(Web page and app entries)
========================================

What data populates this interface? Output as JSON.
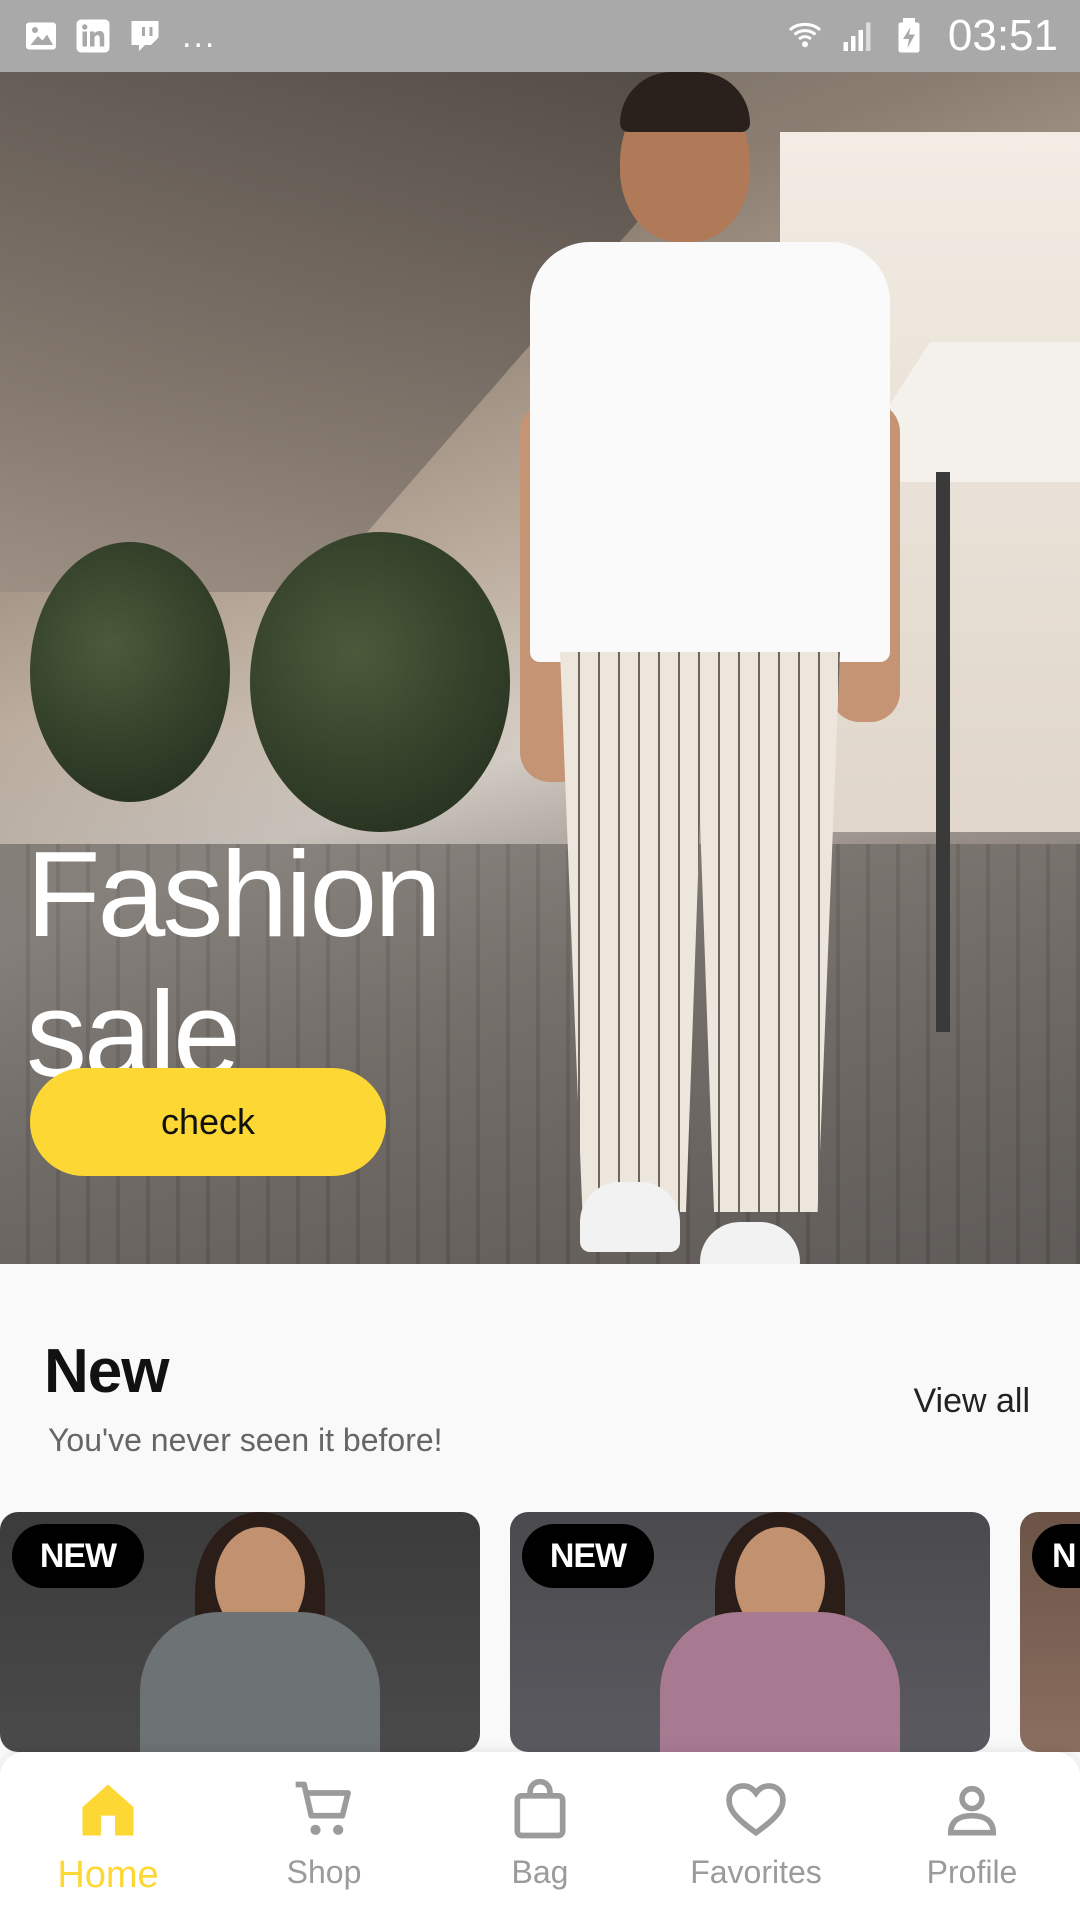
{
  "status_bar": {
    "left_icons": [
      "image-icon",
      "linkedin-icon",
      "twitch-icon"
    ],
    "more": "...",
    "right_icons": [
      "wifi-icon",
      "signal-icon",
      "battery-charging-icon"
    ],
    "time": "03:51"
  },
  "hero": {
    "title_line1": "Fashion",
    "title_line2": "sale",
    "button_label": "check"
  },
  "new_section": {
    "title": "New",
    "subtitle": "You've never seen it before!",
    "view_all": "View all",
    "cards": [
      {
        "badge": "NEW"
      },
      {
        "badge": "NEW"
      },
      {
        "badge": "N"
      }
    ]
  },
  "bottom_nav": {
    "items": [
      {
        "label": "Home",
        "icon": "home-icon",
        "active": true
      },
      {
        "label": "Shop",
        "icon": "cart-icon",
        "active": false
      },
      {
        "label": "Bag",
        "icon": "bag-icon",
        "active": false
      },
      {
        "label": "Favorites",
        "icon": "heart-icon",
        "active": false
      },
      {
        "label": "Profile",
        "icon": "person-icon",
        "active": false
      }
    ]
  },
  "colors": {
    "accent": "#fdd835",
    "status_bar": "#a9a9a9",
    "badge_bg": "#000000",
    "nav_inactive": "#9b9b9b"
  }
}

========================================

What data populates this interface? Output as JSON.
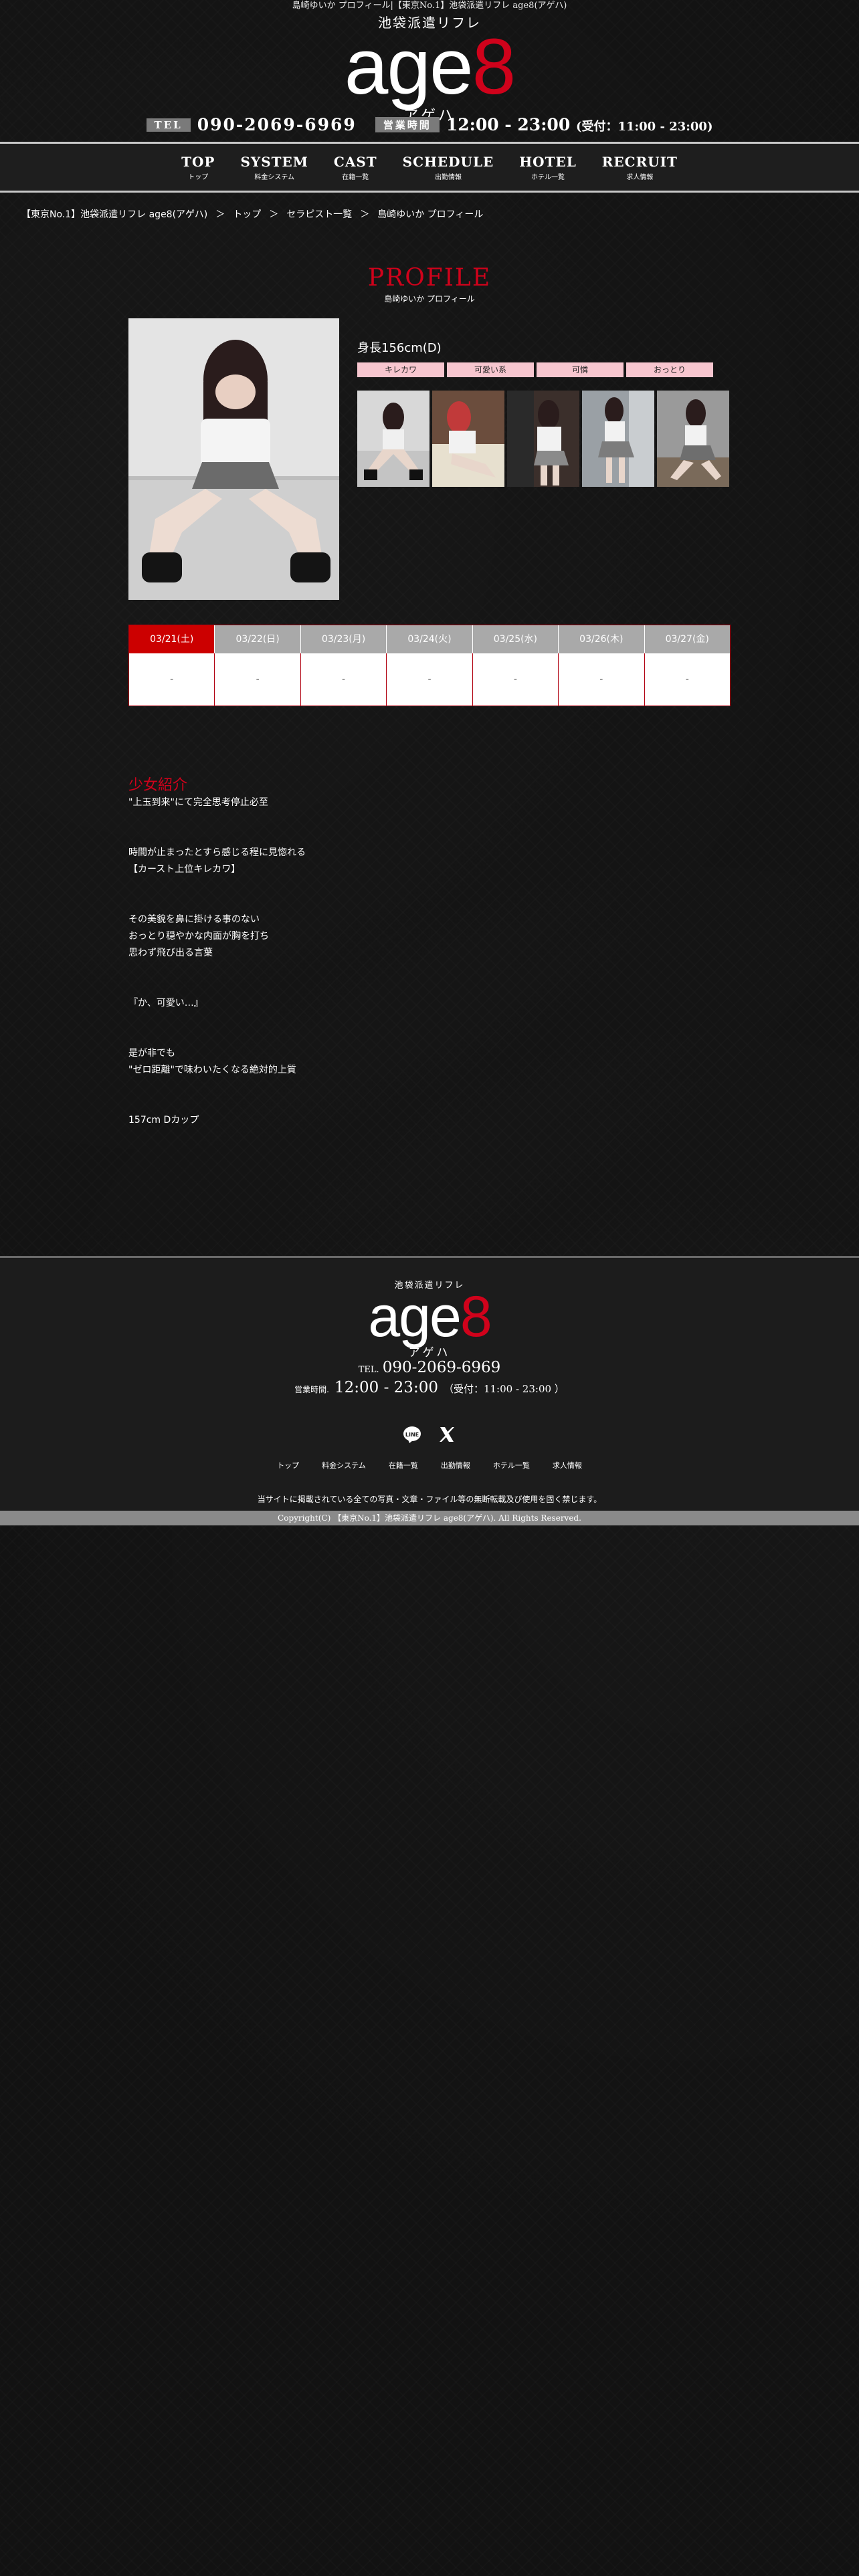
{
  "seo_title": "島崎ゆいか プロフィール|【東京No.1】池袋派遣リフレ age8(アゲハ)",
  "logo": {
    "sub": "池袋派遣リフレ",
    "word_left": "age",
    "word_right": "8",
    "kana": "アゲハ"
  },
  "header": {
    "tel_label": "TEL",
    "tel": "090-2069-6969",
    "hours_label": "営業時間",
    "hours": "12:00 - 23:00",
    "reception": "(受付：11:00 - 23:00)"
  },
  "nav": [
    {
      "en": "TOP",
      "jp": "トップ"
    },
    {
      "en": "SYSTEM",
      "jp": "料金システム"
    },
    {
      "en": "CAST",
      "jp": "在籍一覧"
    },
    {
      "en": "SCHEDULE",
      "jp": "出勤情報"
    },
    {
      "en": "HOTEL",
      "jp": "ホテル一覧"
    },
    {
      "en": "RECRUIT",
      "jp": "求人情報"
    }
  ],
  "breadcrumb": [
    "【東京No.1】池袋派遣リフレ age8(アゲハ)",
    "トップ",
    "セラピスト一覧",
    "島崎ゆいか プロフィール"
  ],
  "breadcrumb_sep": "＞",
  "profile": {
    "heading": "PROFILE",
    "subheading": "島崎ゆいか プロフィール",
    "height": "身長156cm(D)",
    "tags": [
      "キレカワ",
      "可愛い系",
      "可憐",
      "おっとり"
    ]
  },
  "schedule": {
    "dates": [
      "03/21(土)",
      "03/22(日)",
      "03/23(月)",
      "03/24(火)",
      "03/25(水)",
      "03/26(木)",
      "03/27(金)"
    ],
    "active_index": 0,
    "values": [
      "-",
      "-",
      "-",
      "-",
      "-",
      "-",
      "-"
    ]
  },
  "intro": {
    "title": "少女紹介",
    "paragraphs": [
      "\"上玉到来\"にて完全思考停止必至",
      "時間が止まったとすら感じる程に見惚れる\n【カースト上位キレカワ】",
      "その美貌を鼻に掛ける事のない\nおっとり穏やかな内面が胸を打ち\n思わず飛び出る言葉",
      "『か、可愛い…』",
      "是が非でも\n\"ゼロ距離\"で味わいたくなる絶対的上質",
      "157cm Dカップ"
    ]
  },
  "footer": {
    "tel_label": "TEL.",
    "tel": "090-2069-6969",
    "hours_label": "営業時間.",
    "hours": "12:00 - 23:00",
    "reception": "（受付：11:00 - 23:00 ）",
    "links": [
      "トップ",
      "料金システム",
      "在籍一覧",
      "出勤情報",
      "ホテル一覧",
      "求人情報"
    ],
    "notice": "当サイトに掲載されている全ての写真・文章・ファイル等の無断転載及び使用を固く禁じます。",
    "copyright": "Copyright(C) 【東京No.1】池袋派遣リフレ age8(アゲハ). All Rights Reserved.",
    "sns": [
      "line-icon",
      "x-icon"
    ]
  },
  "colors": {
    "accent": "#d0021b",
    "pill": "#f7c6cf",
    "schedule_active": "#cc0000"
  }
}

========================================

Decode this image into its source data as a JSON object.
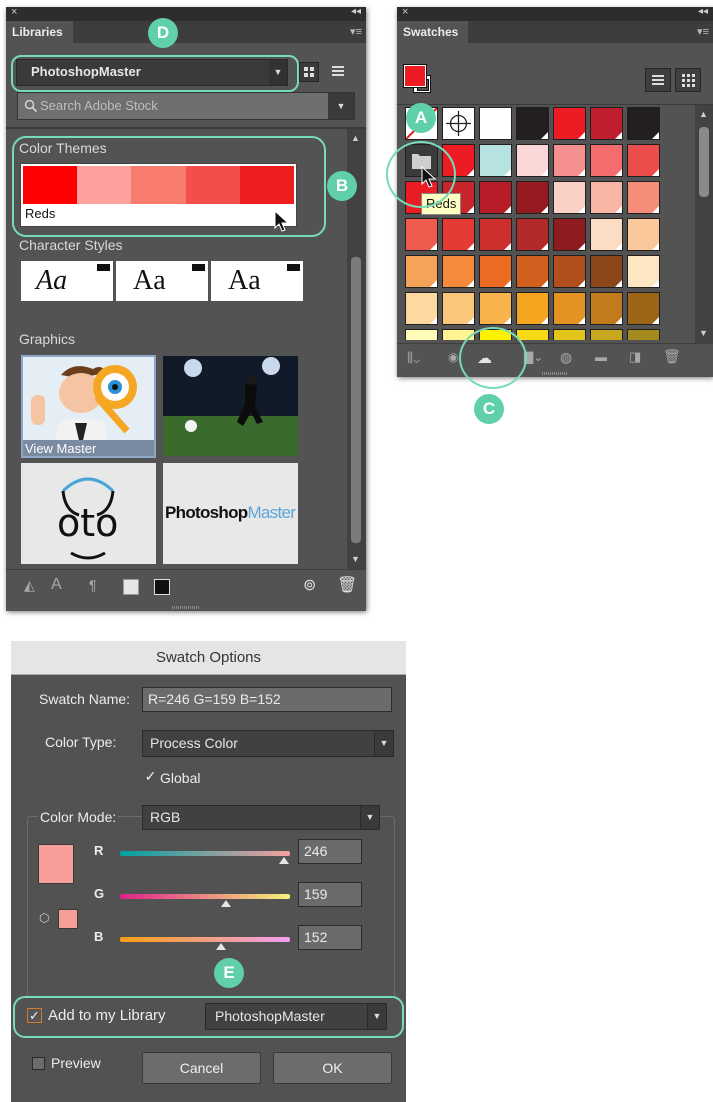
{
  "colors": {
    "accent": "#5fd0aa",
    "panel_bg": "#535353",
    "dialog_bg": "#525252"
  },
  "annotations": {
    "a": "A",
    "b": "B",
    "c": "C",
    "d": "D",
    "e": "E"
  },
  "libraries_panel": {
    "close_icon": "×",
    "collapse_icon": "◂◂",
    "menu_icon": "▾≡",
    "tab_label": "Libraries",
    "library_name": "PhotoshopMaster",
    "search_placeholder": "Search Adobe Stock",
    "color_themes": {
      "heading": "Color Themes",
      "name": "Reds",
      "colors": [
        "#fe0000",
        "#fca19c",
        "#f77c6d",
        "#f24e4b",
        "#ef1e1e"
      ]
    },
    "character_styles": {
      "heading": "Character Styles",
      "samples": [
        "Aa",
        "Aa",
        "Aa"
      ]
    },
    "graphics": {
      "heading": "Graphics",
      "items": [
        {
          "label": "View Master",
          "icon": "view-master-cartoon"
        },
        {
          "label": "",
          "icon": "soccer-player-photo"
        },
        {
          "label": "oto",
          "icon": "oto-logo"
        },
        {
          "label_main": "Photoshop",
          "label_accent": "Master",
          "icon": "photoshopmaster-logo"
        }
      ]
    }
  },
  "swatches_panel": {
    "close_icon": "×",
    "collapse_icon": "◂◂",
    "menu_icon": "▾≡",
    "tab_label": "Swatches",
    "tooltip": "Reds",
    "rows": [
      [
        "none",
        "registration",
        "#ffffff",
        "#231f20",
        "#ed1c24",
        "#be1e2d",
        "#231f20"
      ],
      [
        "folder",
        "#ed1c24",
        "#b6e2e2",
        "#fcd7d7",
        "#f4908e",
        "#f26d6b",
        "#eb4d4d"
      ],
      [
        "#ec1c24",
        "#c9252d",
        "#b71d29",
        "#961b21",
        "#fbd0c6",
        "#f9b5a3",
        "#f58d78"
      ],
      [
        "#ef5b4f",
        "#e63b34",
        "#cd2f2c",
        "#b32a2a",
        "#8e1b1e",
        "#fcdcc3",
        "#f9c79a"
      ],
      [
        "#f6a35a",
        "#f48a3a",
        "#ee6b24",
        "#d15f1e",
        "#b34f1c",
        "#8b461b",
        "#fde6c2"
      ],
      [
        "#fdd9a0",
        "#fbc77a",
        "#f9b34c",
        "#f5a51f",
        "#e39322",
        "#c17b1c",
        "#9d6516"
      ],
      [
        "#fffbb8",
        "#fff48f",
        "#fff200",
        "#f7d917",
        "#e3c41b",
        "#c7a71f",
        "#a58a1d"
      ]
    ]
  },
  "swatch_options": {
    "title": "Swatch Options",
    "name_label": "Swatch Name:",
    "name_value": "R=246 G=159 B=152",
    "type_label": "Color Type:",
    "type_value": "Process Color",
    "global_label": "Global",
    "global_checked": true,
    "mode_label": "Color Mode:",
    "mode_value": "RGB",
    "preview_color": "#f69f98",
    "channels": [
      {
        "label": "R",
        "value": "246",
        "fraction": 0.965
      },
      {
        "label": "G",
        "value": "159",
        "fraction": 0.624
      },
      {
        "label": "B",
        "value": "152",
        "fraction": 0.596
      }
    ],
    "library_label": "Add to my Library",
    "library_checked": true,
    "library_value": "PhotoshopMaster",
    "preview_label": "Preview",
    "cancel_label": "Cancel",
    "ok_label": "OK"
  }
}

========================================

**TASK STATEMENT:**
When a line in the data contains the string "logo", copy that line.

**TASK RESPONSE:**
  "logo": {
          "icon": "oto-logo"
          "icon": "photoshopmaster-logo"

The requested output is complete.